(What you should do):
Report each line of the material below where the word "text" can be found.

(Raw data):
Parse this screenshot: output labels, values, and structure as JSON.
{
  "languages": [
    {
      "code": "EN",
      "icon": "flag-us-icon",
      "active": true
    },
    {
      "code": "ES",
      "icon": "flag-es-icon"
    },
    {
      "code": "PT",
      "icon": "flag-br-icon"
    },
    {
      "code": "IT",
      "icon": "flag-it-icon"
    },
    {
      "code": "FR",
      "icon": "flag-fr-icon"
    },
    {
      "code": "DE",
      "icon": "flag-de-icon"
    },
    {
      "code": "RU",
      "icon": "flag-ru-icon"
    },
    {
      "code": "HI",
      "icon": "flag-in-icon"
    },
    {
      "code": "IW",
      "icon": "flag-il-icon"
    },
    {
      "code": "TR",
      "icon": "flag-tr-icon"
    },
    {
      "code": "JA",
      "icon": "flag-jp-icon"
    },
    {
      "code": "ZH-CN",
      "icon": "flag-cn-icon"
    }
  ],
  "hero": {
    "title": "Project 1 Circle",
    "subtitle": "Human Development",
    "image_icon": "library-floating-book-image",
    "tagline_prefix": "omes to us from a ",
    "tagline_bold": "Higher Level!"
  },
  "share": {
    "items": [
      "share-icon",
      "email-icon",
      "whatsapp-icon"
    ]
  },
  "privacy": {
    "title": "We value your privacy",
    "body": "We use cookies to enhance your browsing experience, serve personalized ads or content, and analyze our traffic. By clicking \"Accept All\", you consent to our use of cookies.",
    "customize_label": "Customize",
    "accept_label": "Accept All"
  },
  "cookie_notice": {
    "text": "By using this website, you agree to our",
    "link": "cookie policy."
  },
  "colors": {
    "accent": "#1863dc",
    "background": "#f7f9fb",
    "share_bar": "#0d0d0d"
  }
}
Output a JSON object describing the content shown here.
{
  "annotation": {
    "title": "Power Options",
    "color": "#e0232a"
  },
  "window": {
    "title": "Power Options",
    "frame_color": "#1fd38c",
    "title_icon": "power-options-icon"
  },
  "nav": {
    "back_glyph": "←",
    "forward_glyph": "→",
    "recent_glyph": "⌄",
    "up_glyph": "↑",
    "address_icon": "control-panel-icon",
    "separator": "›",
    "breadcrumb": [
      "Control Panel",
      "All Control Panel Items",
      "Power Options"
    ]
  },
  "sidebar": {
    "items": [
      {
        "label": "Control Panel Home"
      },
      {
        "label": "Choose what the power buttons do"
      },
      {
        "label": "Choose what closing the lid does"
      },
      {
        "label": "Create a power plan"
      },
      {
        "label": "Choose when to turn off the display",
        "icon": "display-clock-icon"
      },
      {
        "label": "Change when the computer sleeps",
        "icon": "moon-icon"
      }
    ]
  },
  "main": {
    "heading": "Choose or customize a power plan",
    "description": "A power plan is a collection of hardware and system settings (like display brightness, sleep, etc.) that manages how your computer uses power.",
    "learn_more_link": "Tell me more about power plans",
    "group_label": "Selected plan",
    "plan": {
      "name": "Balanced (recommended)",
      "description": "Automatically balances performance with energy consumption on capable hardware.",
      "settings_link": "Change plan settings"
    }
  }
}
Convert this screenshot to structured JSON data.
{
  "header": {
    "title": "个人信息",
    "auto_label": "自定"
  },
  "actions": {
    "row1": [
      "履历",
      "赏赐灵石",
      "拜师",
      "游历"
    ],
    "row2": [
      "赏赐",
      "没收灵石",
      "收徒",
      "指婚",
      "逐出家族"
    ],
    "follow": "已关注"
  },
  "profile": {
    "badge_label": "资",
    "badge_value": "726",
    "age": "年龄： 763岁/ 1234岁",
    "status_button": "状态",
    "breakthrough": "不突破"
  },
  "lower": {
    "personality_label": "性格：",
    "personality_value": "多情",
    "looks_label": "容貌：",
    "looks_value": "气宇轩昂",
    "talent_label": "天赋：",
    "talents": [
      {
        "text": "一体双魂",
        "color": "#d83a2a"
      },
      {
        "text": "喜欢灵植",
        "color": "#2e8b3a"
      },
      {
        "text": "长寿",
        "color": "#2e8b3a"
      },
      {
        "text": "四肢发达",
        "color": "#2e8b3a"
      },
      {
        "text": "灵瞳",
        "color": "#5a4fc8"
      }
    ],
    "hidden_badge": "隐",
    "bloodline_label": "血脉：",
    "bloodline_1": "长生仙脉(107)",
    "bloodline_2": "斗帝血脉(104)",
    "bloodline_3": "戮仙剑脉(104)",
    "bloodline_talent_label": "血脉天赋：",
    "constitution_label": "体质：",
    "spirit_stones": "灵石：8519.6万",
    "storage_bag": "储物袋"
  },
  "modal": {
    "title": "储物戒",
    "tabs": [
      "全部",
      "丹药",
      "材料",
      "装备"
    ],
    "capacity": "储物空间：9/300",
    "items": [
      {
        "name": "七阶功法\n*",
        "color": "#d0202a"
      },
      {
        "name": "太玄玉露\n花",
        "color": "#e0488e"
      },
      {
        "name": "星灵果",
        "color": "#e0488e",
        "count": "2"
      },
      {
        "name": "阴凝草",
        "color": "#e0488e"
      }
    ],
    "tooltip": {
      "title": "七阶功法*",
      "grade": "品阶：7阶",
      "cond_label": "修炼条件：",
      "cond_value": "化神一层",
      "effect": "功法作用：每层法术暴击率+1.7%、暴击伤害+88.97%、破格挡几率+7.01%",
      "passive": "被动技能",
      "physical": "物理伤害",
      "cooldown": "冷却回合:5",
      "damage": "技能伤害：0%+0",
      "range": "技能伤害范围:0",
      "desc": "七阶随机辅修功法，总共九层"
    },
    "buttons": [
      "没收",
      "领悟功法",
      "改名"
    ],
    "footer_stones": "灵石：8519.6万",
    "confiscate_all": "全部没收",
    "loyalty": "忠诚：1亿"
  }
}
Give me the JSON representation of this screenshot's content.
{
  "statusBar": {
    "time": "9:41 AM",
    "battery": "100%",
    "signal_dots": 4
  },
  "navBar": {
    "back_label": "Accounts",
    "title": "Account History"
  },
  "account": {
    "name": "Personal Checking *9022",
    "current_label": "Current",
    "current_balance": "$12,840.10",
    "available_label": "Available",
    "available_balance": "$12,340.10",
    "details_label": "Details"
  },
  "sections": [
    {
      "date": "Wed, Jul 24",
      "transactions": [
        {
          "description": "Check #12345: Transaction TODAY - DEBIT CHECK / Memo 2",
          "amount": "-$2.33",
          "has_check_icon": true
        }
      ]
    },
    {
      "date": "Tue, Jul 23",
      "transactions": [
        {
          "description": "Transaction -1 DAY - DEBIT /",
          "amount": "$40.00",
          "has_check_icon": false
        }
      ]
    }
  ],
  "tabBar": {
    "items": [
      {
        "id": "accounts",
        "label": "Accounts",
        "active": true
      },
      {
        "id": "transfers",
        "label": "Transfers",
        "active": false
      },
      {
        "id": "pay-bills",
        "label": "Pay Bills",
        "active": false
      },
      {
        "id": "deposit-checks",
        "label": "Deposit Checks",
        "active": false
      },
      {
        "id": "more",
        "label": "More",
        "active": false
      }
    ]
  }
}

(Your solution):
    "text": "By using this website, you agree to our",
        "text": "一体双魂",
        "text": "喜欢灵植",
        "text": "长寿",
        "text": "四肢发达",
        "text": "灵瞳",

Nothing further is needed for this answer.